▶ _What you should do_:
Please set down each line of the material exactly.

▶ _Source information_:
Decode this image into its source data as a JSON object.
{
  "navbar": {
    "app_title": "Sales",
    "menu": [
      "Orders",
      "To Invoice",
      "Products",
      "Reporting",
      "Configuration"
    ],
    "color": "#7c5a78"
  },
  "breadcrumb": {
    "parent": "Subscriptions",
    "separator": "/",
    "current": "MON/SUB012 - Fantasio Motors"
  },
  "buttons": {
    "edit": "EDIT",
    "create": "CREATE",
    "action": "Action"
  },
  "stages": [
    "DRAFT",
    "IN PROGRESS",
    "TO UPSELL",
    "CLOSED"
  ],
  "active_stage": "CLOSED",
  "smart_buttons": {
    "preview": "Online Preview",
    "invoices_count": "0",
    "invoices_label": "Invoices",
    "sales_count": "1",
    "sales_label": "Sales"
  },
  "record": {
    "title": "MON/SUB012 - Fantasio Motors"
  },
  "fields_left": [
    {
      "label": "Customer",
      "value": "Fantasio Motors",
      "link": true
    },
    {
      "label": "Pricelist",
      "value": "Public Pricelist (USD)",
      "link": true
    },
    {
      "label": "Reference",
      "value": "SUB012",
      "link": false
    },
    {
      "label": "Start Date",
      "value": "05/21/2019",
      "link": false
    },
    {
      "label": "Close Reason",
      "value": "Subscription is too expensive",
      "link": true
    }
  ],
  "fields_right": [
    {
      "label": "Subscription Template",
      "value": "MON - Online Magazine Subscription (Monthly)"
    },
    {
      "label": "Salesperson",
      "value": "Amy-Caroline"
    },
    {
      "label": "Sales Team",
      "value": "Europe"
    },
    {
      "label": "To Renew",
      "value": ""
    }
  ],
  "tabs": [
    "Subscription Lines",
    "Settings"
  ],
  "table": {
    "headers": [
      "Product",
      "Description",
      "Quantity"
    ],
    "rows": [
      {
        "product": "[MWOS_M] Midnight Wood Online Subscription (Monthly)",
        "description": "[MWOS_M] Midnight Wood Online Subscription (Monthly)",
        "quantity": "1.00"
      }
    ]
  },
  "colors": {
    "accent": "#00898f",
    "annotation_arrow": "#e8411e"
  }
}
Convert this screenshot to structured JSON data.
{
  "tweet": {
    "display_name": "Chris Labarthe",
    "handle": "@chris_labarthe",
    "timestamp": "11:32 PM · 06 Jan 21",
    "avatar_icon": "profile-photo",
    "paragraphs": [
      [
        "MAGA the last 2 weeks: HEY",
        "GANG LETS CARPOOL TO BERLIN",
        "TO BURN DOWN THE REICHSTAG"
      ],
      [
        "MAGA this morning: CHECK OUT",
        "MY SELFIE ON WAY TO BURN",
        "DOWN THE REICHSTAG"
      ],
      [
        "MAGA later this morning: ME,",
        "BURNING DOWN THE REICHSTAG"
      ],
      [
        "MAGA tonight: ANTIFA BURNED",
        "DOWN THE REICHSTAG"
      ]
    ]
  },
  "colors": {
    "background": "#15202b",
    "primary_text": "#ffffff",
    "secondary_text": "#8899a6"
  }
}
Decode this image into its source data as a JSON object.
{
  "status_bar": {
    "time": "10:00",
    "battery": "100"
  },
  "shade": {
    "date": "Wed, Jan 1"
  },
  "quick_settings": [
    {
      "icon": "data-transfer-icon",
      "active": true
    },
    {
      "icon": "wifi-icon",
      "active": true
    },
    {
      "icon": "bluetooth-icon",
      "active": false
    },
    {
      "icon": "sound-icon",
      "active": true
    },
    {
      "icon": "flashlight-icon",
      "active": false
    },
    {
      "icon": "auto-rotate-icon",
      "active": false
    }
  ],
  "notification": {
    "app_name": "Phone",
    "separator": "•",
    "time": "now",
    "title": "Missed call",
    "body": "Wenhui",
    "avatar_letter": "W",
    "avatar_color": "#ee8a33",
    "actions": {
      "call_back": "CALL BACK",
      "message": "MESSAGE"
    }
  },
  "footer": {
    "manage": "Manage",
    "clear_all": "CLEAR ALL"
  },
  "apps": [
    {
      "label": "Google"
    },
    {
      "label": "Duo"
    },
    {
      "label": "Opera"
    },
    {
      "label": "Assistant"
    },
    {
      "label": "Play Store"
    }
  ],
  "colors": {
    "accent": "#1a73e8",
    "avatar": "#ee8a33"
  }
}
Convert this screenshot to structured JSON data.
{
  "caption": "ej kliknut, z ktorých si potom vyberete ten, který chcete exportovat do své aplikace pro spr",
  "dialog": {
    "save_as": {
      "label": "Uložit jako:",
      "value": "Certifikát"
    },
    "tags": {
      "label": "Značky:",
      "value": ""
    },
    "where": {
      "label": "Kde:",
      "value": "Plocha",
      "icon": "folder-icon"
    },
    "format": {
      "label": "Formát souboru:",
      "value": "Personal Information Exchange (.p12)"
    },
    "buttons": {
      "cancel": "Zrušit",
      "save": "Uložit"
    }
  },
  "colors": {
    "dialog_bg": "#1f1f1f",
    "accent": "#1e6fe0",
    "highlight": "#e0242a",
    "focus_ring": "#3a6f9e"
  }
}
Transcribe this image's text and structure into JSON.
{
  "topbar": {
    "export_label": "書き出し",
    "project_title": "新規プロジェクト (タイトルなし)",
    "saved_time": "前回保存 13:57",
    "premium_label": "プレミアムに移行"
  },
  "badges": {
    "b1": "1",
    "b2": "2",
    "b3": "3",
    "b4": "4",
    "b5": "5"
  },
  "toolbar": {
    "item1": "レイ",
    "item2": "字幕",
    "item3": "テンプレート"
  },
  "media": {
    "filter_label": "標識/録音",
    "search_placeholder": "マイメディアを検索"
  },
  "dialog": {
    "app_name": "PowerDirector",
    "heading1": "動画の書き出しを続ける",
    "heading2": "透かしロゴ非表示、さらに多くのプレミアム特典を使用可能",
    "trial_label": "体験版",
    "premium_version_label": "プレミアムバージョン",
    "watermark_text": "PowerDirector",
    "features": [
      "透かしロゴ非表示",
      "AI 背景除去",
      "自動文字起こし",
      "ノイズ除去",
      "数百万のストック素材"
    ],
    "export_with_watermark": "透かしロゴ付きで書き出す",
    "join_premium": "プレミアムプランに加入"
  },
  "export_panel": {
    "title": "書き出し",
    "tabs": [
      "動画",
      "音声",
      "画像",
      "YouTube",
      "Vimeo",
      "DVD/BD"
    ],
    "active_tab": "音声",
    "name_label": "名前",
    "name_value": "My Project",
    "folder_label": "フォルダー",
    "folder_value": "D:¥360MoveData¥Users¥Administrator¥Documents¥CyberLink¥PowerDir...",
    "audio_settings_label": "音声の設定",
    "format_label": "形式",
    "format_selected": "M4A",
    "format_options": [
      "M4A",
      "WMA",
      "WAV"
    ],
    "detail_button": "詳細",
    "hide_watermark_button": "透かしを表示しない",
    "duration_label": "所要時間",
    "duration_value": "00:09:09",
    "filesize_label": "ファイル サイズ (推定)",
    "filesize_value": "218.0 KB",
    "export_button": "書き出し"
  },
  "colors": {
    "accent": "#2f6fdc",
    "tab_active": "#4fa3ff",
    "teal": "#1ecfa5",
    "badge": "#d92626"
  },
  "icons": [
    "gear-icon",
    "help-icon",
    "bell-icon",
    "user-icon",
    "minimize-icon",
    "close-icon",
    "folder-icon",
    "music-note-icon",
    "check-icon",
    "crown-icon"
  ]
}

▶ _Result for this exercise_:
Decode this image into its source data as a JSON object.
{
  "navbar": {
    "app_title": "Sales",
    "menu": [
      "Orders",
      "To Invoice",
      "Products",
      "Reporting",
      "Configuration"
    ],
    "color": "#7c5a78"
  },
  "breadcrumb": {
    "parent": "Subscriptions",
    "separator": "/",
    "current": "MON/SUB012 - Fantasio Motors"
  },
  "buttons": {
    "edit": "EDIT",
    "create": "CREATE",
    "action": "Action"
  },
  "stages": [
    "DRAFT",
    "IN PROGRESS",
    "TO UPSELL",
    "CLOSED"
  ],
  "active_stage": "CLOSED",
  "smart_buttons": {
    "preview": "Online Preview",
    "invoices_count": "0",
    "invoices_label": "Invoices",
    "sales_count": "1",
    "sales_label": "Sales"
  },
  "record": {
    "title": "MON/SUB012 - Fantasio Motors"
  },
  "fields_left": [
    {
      "label": "Customer",
      "value": "Fantasio Motors",
      "link": true
    },
    {
      "label": "Pricelist",
      "value": "Public Pricelist (USD)",
      "link": true
    },
    {
      "label": "Reference",
      "value": "SUB012",
      "link": false
    },
    {
      "label": "Start Date",
      "value": "05/21/2019",
      "link": false
    },
    {
      "label": "Close Reason",
      "value": "Subscription is too expensive",
      "link": true
    }
  ],
  "fields_right": [
    {
      "label": "Subscription Template",
      "value": "MON - Online Magazine Subscription (Monthly)"
    },
    {
      "label": "Salesperson",
      "value": "Amy-Caroline"
    },
    {
      "label": "Sales Team",
      "value": "Europe"
    },
    {
      "label": "To Renew",
      "value": ""
    }
  ],
  "tabs": [
    "Subscription Lines",
    "Settings"
  ],
  "table": {
    "headers": [
      "Product",
      "Description",
      "Quantity"
    ],
    "rows": [
      {
        "product": "[MWOS_M] Midnight Wood Online Subscription (Monthly)",
        "description": "[MWOS_M] Midnight Wood Online Subscription (Monthly)",
        "quantity": "1.00"
      }
    ]
  },
  "colors": {
    "accent": "#00898f",
    "annotation_arrow": "#e8411e"
  }
}
Convert this screenshot to structured JSON data.
{
  "tweet": {
    "display_name": "Chris Labarthe",
    "handle": "@chris_labarthe",
    "timestamp": "11:32 PM · 06 Jan 21",
    "avatar_icon": "profile-photo",
    "paragraphs": [
      [
        "MAGA the last 2 weeks: HEY",
        "GANG LETS CARPOOL TO BERLIN",
        "TO BURN DOWN THE REICHSTAG"
      ],
      [
        "MAGA this morning: CHECK OUT",
        "MY SELFIE ON WAY TO BURN",
        "DOWN THE REICHSTAG"
      ],
      [
        "MAGA later this morning: ME,",
        "BURNING DOWN THE REICHSTAG"
      ],
      [
        "MAGA tonight: ANTIFA BURNED",
        "DOWN THE REICHSTAG"
      ]
    ]
  },
  "colors": {
    "background": "#15202b",
    "primary_text": "#ffffff",
    "secondary_text": "#8899a6"
  }
}
Decode this image into its source data as a JSON object.
{
  "status_bar": {
    "time": "10:00",
    "battery": "100"
  },
  "shade": {
    "date": "Wed, Jan 1"
  },
  "quick_settings": [
    {
      "icon": "data-transfer-icon",
      "active": true
    },
    {
      "icon": "wifi-icon",
      "active": true
    },
    {
      "icon": "bluetooth-icon",
      "active": false
    },
    {
      "icon": "sound-icon",
      "active": true
    },
    {
      "icon": "flashlight-icon",
      "active": false
    },
    {
      "icon": "auto-rotate-icon",
      "active": false
    }
  ],
  "notification": {
    "app_name": "Phone",
    "separator": "•",
    "time": "now",
    "title": "Missed call",
    "body": "Wenhui",
    "avatar_letter": "W",
    "avatar_color": "#ee8a33",
    "actions": {
      "call_back": "CALL BACK",
      "message": "MESSAGE"
    }
  },
  "footer": {
    "manage": "Manage",
    "clear_all": "CLEAR ALL"
  },
  "apps": [
    {
      "label": "Google"
    },
    {
      "label": "Duo"
    },
    {
      "label": "Opera"
    },
    {
      "label": "Assistant"
    },
    {
      "label": "Play Store"
    }
  ],
  "colors": {
    "accent": "#1a73e8",
    "avatar": "#ee8a33"
  }
}
Convert this screenshot to structured JSON data.
{
  "caption": "ej kliknut, z ktorých si potom vyberete ten, který chcete exportovat do své aplikace pro spr",
  "dialog": {
    "save_as": {
      "label": "Uložit jako:",
      "value": "Certifikát"
    },
    "tags": {
      "label": "Značky:",
      "value": ""
    },
    "where": {
      "label": "Kde:",
      "value": "Plocha",
      "icon": "folder-icon"
    },
    "format": {
      "label": "Formát souboru:",
      "value": "Personal Information Exchange (.p12)"
    },
    "buttons": {
      "cancel": "Zrušit",
      "save": "Uložit"
    }
  },
  "colors": {
    "dialog_bg": "#1f1f1f",
    "accent": "#1e6fe0",
    "highlight": "#e0242a",
    "focus_ring": "#3a6f9e"
  }
}
Transcribe this image's text and structure into JSON.
{
  "topbar": {
    "export_label": "書き出し",
    "project_title": "新規プロジェクト (タイトルなし)",
    "saved_time": "前回保存 13:57",
    "premium_label": "プレミアムに移行"
  },
  "badges": {
    "b1": "1",
    "b2": "2",
    "b3": "3",
    "b4": "4",
    "b5": "5"
  },
  "toolbar": {
    "item1": "レイ",
    "item2": "字幕",
    "item3": "テンプレート"
  },
  "media": {
    "filter_label": "標識/録音",
    "search_placeholder": "マイメディアを検索"
  },
  "dialog": {
    "app_name": "PowerDirector",
    "heading1": "動画の書き出しを続ける",
    "heading2": "透かしロゴ非表示、さらに多くのプレミアム特典を使用可能",
    "trial_label": "体験版",
    "premium_version_label": "プレミアムバージョン",
    "watermark_text": "PowerDirector",
    "features": [
      "透かしロゴ非表示",
      "AI 背景除去",
      "自動文字起こし",
      "ノイズ除去",
      "数百万のストック素材"
    ],
    "export_with_watermark": "透かしロゴ付きで書き出す",
    "join_premium": "プレミアムプランに加入"
  },
  "export_panel": {
    "title": "書き出し",
    "tabs": [
      "動画",
      "音声",
      "画像",
      "YouTube",
      "Vimeo",
      "DVD/BD"
    ],
    "active_tab": "音声",
    "name_label": "名前",
    "name_value": "My Project",
    "folder_label": "フォルダー",
    "folder_value": "D:¥360MoveData¥Users¥Administrator¥Documents¥CyberLink¥PowerDir...",
    "audio_settings_label": "音声の設定",
    "format_label": "形式",
    "format_selected": "M4A",
    "format_options": [
      "M4A",
      "WMA",
      "WAV"
    ],
    "detail_button": "詳細",
    "hide_watermark_button": "透かしを表示しない",
    "duration_label": "所要時間",
    "duration_value": "00:09:09",
    "filesize_label": "ファイル サイズ (推定)",
    "filesize_value": "218.0 KB",
    "export_button": "書き出し"
  },
  "colors": {
    "accent": "#2f6fdc",
    "tab_active": "#4fa3ff",
    "teal": "#1ecfa5",
    "badge": "#d92626"
  },
  "icons": [
    "gear-icon",
    "help-icon",
    "bell-icon",
    "user-icon",
    "minimize-icon",
    "close-icon",
    "folder-icon",
    "music-note-icon",
    "check-icon",
    "crown-icon"
  ]
}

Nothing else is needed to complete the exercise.